---------- DATA TO EXAMINE ----------
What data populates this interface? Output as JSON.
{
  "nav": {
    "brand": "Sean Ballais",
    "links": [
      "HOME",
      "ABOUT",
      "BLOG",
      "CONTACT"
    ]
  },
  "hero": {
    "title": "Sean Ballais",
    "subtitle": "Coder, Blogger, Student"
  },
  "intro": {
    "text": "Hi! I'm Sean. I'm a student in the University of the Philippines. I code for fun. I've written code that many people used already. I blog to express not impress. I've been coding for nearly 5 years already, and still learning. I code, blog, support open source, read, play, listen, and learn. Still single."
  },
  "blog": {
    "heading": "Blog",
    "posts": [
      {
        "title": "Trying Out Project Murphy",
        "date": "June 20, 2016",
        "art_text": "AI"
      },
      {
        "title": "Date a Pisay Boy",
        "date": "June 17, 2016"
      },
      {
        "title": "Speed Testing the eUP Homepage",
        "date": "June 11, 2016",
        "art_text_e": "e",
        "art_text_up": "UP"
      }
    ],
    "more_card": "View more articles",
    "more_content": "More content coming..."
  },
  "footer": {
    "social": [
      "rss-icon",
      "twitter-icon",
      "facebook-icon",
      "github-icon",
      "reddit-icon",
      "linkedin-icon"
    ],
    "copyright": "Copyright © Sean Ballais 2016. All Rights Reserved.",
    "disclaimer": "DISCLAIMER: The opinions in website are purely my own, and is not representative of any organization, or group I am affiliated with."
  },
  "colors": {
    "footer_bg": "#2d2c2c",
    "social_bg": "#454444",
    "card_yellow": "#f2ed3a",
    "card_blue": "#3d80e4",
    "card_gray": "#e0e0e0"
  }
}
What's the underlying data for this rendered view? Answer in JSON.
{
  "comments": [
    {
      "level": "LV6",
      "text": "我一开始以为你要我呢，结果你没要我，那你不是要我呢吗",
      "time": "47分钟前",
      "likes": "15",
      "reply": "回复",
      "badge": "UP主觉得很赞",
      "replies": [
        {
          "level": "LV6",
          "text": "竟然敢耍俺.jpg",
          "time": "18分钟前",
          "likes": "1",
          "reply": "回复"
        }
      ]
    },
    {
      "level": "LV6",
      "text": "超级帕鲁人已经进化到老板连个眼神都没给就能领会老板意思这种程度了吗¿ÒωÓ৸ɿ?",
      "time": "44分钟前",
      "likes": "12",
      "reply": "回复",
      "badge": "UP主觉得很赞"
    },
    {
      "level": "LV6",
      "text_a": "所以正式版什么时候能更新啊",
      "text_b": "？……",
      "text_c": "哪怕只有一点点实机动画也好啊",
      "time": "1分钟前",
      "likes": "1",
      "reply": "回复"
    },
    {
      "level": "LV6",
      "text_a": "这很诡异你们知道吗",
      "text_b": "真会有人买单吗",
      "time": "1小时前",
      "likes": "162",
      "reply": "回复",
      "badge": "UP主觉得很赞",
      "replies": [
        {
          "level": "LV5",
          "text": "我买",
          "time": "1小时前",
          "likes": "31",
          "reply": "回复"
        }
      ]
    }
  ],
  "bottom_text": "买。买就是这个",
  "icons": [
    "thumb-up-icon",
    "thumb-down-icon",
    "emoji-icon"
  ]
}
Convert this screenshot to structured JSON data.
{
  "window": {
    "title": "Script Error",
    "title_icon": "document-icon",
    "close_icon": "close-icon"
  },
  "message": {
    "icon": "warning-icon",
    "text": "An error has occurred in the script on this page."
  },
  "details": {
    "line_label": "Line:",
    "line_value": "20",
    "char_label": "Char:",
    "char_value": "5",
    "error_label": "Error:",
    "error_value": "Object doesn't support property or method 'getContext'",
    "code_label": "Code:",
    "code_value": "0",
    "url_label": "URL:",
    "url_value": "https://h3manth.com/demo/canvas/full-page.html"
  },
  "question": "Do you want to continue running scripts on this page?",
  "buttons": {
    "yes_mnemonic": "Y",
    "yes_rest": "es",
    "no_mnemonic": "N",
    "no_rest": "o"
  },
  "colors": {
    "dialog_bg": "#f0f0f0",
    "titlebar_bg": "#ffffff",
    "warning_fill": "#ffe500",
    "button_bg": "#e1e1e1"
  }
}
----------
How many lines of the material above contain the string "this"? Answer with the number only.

5